§ Task item
Determine how many of the lines below include "Plan", then respond with that number and no other text.
__________
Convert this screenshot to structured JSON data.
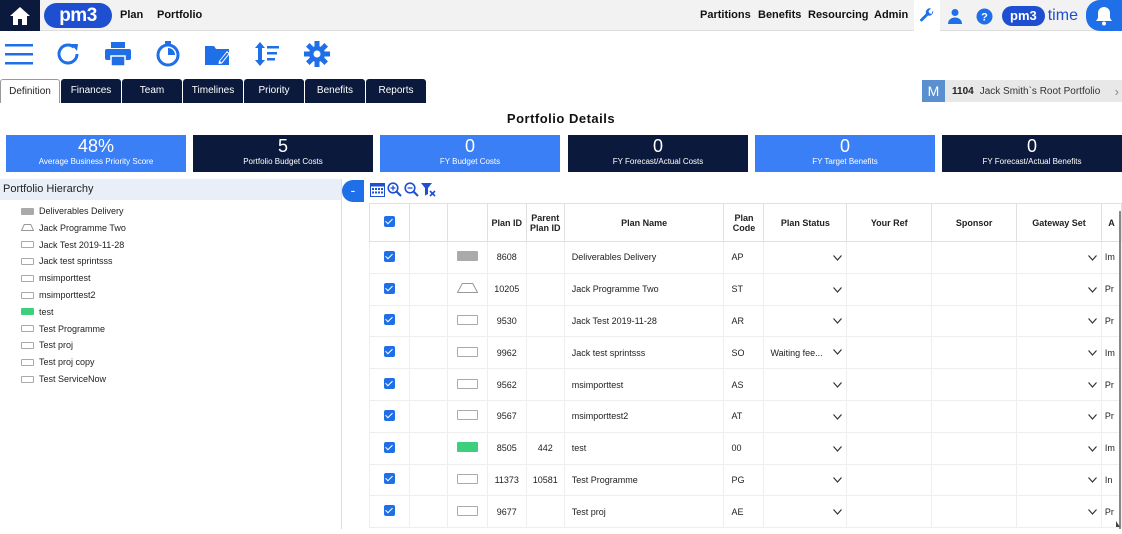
{
  "topnav": {
    "logo": "pm3",
    "items": [
      "Plan",
      "Portfolio"
    ],
    "right_items": [
      "Partitions",
      "Benefits",
      "Resourcing",
      "Admin"
    ],
    "time_logo": {
      "pm": "pm3",
      "time": "time"
    }
  },
  "toolbar": {
    "icons": [
      "menu-icon",
      "refresh-icon",
      "print-icon",
      "timer-icon",
      "folder-edit-icon",
      "sort-icon",
      "gear-icon"
    ]
  },
  "tabs": [
    {
      "label": "Definition",
      "active": true
    },
    {
      "label": "Finances",
      "active": false
    },
    {
      "label": "Team",
      "active": false
    },
    {
      "label": "Timelines",
      "active": false
    },
    {
      "label": "Priority Matrix",
      "active": false
    },
    {
      "label": "Benefits",
      "active": false
    },
    {
      "label": "Reports",
      "active": false
    }
  ],
  "breadcrumb": {
    "badge": "M",
    "id": "1104",
    "name": "Jack Smith`s Root Portfolio"
  },
  "page_title": "Portfolio Details",
  "kpis": [
    {
      "value": "48%",
      "label": "Average Business Priority Score",
      "color": "blue"
    },
    {
      "value": "5",
      "label": "Portfolio Budget Costs",
      "color": "navy"
    },
    {
      "value": "0",
      "label": "FY Budget Costs",
      "color": "blue"
    },
    {
      "value": "0",
      "label": "FY Forecast/Actual Costs",
      "color": "navy"
    },
    {
      "value": "0",
      "label": "FY Target Benefits",
      "color": "blue"
    },
    {
      "value": "0",
      "label": "FY Forecast/Actual Benefits",
      "color": "navy"
    }
  ],
  "hierarchy": {
    "title": "Portfolio Hierarchy",
    "collapse_label": "-",
    "items": [
      {
        "label": "Deliverables Delivery",
        "swatch": "gray"
      },
      {
        "label": "Jack Programme Two",
        "swatch": "trapezoid"
      },
      {
        "label": "Jack Test 2019-11-28",
        "swatch": "empty"
      },
      {
        "label": "Jack test sprintsss",
        "swatch": "empty"
      },
      {
        "label": "msimporttest",
        "swatch": "empty"
      },
      {
        "label": "msimporttest2",
        "swatch": "empty"
      },
      {
        "label": "test",
        "swatch": "green"
      },
      {
        "label": "Test Programme",
        "swatch": "empty"
      },
      {
        "label": "Test proj",
        "swatch": "empty"
      },
      {
        "label": "Test proj copy",
        "swatch": "empty"
      },
      {
        "label": "Test ServiceNow",
        "swatch": "empty"
      }
    ]
  },
  "grid": {
    "columns": {
      "plan_id": "Plan ID",
      "parent": "Parent Plan ID",
      "name": "Plan Name",
      "code": "Plan Code",
      "status": "Plan Status",
      "ref": "Your Ref",
      "sponsor": "Sponsor",
      "gateway": "Gateway Set",
      "extra": "A"
    },
    "rows": [
      {
        "id": "8608",
        "parent": "",
        "name": "Deliverables Delivery",
        "code": "AP",
        "status": "",
        "extra": "Im",
        "swatch": "gray"
      },
      {
        "id": "10205",
        "parent": "",
        "name": "Jack Programme Two",
        "code": "ST",
        "status": "",
        "extra": "Pr",
        "swatch": "trapezoid"
      },
      {
        "id": "9530",
        "parent": "",
        "name": "Jack Test 2019-11-28",
        "code": "AR",
        "status": "",
        "extra": "Pr",
        "swatch": "empty"
      },
      {
        "id": "9962",
        "parent": "",
        "name": "Jack test sprintsss",
        "code": "SO",
        "status": "Waiting fee...",
        "extra": "Im",
        "swatch": "empty"
      },
      {
        "id": "9562",
        "parent": "",
        "name": "msimporttest",
        "code": "AS",
        "status": "",
        "extra": "Pr",
        "swatch": "empty"
      },
      {
        "id": "9567",
        "parent": "",
        "name": "msimporttest2",
        "code": "AT",
        "status": "",
        "extra": "Pr",
        "swatch": "empty"
      },
      {
        "id": "8505",
        "parent": "442",
        "name": "test",
        "code": "00",
        "status": "",
        "extra": "Im",
        "swatch": "green"
      },
      {
        "id": "11373",
        "parent": "10581",
        "name": "Test Programme",
        "code": "PG",
        "status": "",
        "extra": "In",
        "swatch": "empty"
      },
      {
        "id": "9677",
        "parent": "",
        "name": "Test proj",
        "code": "AE",
        "status": "",
        "extra": "Pr",
        "swatch": "empty"
      }
    ]
  },
  "colors": {
    "navy": "#0b1a3c",
    "blue": "#3a7ff6",
    "accent": "#1f6fe8",
    "green": "#3ccf7c",
    "gray": "#aaaaaa"
  }
}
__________
§ Response to the exercise
6